# What to produce
Leave out the pictures and retype everything else in the records below exactly.

# Data excerpts
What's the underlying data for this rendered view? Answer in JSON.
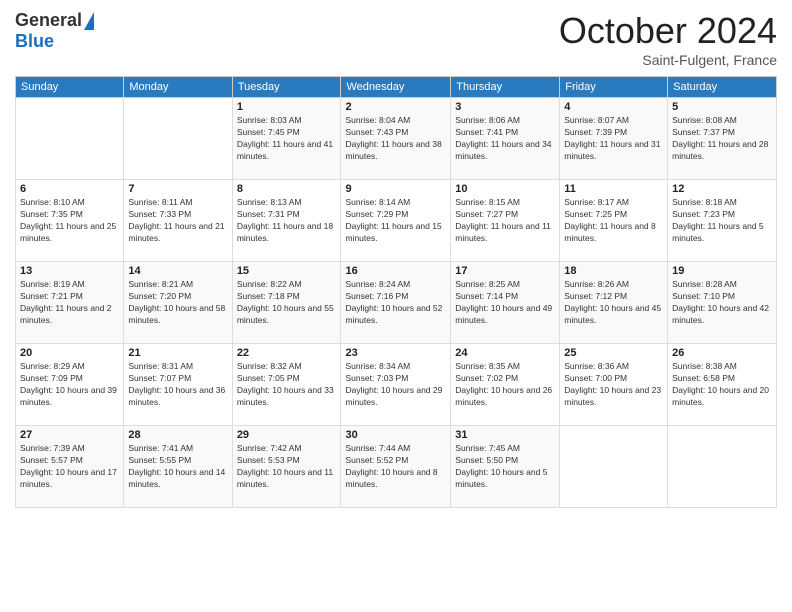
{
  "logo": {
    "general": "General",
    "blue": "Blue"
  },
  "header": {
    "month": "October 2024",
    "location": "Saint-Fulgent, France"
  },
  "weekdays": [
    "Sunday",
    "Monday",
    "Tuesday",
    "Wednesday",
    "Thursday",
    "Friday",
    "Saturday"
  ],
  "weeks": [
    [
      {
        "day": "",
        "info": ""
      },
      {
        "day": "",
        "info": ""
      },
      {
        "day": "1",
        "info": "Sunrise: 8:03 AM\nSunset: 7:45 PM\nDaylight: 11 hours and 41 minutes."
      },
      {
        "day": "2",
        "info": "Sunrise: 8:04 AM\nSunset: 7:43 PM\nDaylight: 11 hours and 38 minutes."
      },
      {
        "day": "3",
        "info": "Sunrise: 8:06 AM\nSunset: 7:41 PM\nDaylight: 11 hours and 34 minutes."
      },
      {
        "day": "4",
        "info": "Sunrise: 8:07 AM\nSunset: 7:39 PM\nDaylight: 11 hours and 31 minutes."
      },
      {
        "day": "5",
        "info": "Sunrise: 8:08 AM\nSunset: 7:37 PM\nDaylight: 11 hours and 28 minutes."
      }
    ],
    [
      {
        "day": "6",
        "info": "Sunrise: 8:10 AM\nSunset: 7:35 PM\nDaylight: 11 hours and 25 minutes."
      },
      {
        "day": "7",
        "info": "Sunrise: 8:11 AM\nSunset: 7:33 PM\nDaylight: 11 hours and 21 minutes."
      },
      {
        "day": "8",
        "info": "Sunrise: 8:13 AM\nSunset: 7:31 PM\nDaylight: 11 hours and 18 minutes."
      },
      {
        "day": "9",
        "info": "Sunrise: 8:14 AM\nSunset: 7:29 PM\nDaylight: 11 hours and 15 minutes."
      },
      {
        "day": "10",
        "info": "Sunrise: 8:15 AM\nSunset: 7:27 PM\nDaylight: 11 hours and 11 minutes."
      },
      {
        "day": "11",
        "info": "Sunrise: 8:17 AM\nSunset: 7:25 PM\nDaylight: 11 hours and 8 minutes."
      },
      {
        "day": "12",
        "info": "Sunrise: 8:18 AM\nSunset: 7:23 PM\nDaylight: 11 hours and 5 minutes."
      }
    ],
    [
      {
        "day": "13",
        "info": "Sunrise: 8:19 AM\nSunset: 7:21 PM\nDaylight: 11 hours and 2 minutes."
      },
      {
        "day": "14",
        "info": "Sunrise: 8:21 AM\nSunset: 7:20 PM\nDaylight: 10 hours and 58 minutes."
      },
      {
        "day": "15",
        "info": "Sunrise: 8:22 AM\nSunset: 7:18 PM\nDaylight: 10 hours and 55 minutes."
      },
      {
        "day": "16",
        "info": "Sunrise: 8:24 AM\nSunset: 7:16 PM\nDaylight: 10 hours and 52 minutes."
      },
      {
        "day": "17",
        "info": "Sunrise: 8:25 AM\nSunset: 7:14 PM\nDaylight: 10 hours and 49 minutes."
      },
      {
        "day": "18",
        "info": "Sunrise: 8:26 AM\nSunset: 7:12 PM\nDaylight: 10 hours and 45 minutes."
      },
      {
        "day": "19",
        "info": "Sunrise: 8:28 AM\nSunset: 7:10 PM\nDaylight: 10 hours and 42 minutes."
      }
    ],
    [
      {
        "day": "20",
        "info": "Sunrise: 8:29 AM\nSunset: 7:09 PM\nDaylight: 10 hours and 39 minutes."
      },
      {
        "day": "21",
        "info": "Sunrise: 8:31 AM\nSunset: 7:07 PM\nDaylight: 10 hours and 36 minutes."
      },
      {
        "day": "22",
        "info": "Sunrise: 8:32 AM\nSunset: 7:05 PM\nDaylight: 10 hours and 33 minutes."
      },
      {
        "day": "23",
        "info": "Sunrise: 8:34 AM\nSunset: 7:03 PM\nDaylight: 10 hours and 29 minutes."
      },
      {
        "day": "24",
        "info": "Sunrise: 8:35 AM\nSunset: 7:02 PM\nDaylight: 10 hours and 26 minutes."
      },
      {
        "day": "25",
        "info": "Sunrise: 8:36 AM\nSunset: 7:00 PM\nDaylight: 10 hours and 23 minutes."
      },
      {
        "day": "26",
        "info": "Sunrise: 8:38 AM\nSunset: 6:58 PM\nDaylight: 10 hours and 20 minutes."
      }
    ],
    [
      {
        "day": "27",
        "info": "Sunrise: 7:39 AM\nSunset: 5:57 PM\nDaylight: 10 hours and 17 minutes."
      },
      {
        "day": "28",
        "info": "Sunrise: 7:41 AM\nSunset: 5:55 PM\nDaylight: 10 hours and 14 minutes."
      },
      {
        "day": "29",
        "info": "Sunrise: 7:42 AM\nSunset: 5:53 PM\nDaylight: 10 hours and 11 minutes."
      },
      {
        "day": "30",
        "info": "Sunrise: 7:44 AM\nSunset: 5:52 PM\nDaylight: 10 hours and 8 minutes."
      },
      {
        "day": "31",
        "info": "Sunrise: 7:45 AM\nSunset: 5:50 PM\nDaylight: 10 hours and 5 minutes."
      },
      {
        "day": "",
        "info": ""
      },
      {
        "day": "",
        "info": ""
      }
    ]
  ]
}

# Solution to the problem
What's the underlying data for this rendered view? Answer in JSON.
{
  "logo": {
    "general": "General",
    "blue": "Blue"
  },
  "header": {
    "month": "October 2024",
    "location": "Saint-Fulgent, France"
  },
  "weekdays": [
    "Sunday",
    "Monday",
    "Tuesday",
    "Wednesday",
    "Thursday",
    "Friday",
    "Saturday"
  ],
  "weeks": [
    [
      {
        "day": "",
        "info": ""
      },
      {
        "day": "",
        "info": ""
      },
      {
        "day": "1",
        "info": "Sunrise: 8:03 AM\nSunset: 7:45 PM\nDaylight: 11 hours and 41 minutes."
      },
      {
        "day": "2",
        "info": "Sunrise: 8:04 AM\nSunset: 7:43 PM\nDaylight: 11 hours and 38 minutes."
      },
      {
        "day": "3",
        "info": "Sunrise: 8:06 AM\nSunset: 7:41 PM\nDaylight: 11 hours and 34 minutes."
      },
      {
        "day": "4",
        "info": "Sunrise: 8:07 AM\nSunset: 7:39 PM\nDaylight: 11 hours and 31 minutes."
      },
      {
        "day": "5",
        "info": "Sunrise: 8:08 AM\nSunset: 7:37 PM\nDaylight: 11 hours and 28 minutes."
      }
    ],
    [
      {
        "day": "6",
        "info": "Sunrise: 8:10 AM\nSunset: 7:35 PM\nDaylight: 11 hours and 25 minutes."
      },
      {
        "day": "7",
        "info": "Sunrise: 8:11 AM\nSunset: 7:33 PM\nDaylight: 11 hours and 21 minutes."
      },
      {
        "day": "8",
        "info": "Sunrise: 8:13 AM\nSunset: 7:31 PM\nDaylight: 11 hours and 18 minutes."
      },
      {
        "day": "9",
        "info": "Sunrise: 8:14 AM\nSunset: 7:29 PM\nDaylight: 11 hours and 15 minutes."
      },
      {
        "day": "10",
        "info": "Sunrise: 8:15 AM\nSunset: 7:27 PM\nDaylight: 11 hours and 11 minutes."
      },
      {
        "day": "11",
        "info": "Sunrise: 8:17 AM\nSunset: 7:25 PM\nDaylight: 11 hours and 8 minutes."
      },
      {
        "day": "12",
        "info": "Sunrise: 8:18 AM\nSunset: 7:23 PM\nDaylight: 11 hours and 5 minutes."
      }
    ],
    [
      {
        "day": "13",
        "info": "Sunrise: 8:19 AM\nSunset: 7:21 PM\nDaylight: 11 hours and 2 minutes."
      },
      {
        "day": "14",
        "info": "Sunrise: 8:21 AM\nSunset: 7:20 PM\nDaylight: 10 hours and 58 minutes."
      },
      {
        "day": "15",
        "info": "Sunrise: 8:22 AM\nSunset: 7:18 PM\nDaylight: 10 hours and 55 minutes."
      },
      {
        "day": "16",
        "info": "Sunrise: 8:24 AM\nSunset: 7:16 PM\nDaylight: 10 hours and 52 minutes."
      },
      {
        "day": "17",
        "info": "Sunrise: 8:25 AM\nSunset: 7:14 PM\nDaylight: 10 hours and 49 minutes."
      },
      {
        "day": "18",
        "info": "Sunrise: 8:26 AM\nSunset: 7:12 PM\nDaylight: 10 hours and 45 minutes."
      },
      {
        "day": "19",
        "info": "Sunrise: 8:28 AM\nSunset: 7:10 PM\nDaylight: 10 hours and 42 minutes."
      }
    ],
    [
      {
        "day": "20",
        "info": "Sunrise: 8:29 AM\nSunset: 7:09 PM\nDaylight: 10 hours and 39 minutes."
      },
      {
        "day": "21",
        "info": "Sunrise: 8:31 AM\nSunset: 7:07 PM\nDaylight: 10 hours and 36 minutes."
      },
      {
        "day": "22",
        "info": "Sunrise: 8:32 AM\nSunset: 7:05 PM\nDaylight: 10 hours and 33 minutes."
      },
      {
        "day": "23",
        "info": "Sunrise: 8:34 AM\nSunset: 7:03 PM\nDaylight: 10 hours and 29 minutes."
      },
      {
        "day": "24",
        "info": "Sunrise: 8:35 AM\nSunset: 7:02 PM\nDaylight: 10 hours and 26 minutes."
      },
      {
        "day": "25",
        "info": "Sunrise: 8:36 AM\nSunset: 7:00 PM\nDaylight: 10 hours and 23 minutes."
      },
      {
        "day": "26",
        "info": "Sunrise: 8:38 AM\nSunset: 6:58 PM\nDaylight: 10 hours and 20 minutes."
      }
    ],
    [
      {
        "day": "27",
        "info": "Sunrise: 7:39 AM\nSunset: 5:57 PM\nDaylight: 10 hours and 17 minutes."
      },
      {
        "day": "28",
        "info": "Sunrise: 7:41 AM\nSunset: 5:55 PM\nDaylight: 10 hours and 14 minutes."
      },
      {
        "day": "29",
        "info": "Sunrise: 7:42 AM\nSunset: 5:53 PM\nDaylight: 10 hours and 11 minutes."
      },
      {
        "day": "30",
        "info": "Sunrise: 7:44 AM\nSunset: 5:52 PM\nDaylight: 10 hours and 8 minutes."
      },
      {
        "day": "31",
        "info": "Sunrise: 7:45 AM\nSunset: 5:50 PM\nDaylight: 10 hours and 5 minutes."
      },
      {
        "day": "",
        "info": ""
      },
      {
        "day": "",
        "info": ""
      }
    ]
  ]
}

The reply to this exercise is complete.